Alberta Premier Rachel Notley is urging Canadians to get on the same page when it comes to developing critical energy infrastructure. In an interview on BNN, Notley said dissenting provinces and municipalities need to stop arguing about projects that have already been approved at the highest levels, notably Kinder Morgan’s Trans Mountain Expansion.

“Not only the federal government, but all of Canada needs to understand that [pipeline projects are] not something that happen in isolation and we have to work together, just as our economy is a function of us all working together strategically, not in individual little provinces with individual little agendas,” she said.

Notley, who is on a five-city tour to tout the benefit of Kinder Morgan’s $7.4 billion twinning project, reiterated her view that Canada is leaving cash on the table by not expanding its export markets beyond the United States.

“We’re selling our product at a discount right now, we’re not being smart economic players,” she said. “We need to be strategic in terms of finding the best markets and the best prices for our product. We can’t do that without getting our product to tidewater.”

Canada sends all but a fraction of its oil exports to the United States, and Western Canadian Select (WCS) currently trades at about a $15 discount to the American benchmark West Texas Intermediate (WTI).

The economics are just one piece of the puzzle in the standoff between Notley, British Columbia Premier John Horgan and Burnaby Mayor Derek Corrigan. The latter two have vowed to fight against the project, arguing it carries undue risk to the environment. They cite the risk of larger, more catastrophic oil spills as capacity increases to a planned 890,000 barrels per day from the current 300,000.

Notley said at a certain point, regional players should simply get out of the way of federally approved projects like the Trans Mountain twinning, given the diverse needs of a country the size of Canada.

"There’s a point at which we have to agree, ‘We’ve looked at all the facts, we’ve considered everybody’s issues, we’ve found the most effective solution for the greatest number of people and now the issue is done and now we’re moving forward,’” Notley said. “That’s the thing we have to do better as Canadians on an economic and international level.”

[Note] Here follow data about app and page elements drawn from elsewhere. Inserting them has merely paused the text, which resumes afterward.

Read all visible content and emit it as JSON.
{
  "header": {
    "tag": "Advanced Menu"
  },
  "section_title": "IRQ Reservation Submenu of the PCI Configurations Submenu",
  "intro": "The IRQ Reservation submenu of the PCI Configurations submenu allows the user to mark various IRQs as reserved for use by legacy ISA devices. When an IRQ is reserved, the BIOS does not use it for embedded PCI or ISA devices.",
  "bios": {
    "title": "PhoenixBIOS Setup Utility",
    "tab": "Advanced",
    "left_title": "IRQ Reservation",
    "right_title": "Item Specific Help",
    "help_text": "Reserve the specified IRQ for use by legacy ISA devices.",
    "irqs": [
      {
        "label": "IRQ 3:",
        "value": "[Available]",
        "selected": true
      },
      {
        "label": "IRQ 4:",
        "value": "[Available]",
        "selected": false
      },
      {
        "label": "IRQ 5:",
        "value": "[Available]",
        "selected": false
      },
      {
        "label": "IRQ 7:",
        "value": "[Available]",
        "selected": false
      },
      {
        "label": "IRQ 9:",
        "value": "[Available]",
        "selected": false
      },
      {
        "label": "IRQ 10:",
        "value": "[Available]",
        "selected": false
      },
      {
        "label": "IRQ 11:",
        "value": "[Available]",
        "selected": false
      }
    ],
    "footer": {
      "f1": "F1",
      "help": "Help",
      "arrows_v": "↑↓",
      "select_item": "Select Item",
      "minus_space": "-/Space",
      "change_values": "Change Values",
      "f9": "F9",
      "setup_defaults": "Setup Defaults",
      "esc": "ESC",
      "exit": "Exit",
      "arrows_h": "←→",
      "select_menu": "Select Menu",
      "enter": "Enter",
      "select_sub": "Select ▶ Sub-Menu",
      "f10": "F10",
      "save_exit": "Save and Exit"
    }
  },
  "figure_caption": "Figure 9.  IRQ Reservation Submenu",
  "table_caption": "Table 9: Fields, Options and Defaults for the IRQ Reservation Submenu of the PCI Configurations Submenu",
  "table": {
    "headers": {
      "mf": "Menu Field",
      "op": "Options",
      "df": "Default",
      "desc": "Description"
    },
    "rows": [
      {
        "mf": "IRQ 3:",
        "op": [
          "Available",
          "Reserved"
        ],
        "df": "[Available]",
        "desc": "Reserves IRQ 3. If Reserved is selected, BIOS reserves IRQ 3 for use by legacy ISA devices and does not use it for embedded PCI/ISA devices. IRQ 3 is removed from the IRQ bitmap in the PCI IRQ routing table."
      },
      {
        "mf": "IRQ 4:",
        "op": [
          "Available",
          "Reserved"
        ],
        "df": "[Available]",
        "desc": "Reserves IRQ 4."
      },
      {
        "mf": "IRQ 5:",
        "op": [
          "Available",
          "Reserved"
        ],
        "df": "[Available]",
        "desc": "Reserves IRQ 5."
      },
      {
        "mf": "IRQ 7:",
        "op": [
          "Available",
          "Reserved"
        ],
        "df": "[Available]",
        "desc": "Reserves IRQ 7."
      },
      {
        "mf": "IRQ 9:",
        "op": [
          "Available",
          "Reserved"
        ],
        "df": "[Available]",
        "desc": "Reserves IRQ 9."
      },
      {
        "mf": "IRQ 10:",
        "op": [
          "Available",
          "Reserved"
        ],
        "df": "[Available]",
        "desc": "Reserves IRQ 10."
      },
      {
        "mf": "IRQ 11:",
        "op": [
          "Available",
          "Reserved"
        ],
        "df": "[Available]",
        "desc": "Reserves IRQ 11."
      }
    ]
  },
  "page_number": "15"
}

“Some things are bigger than [regional disputes,] and this pipeline is one of those things.”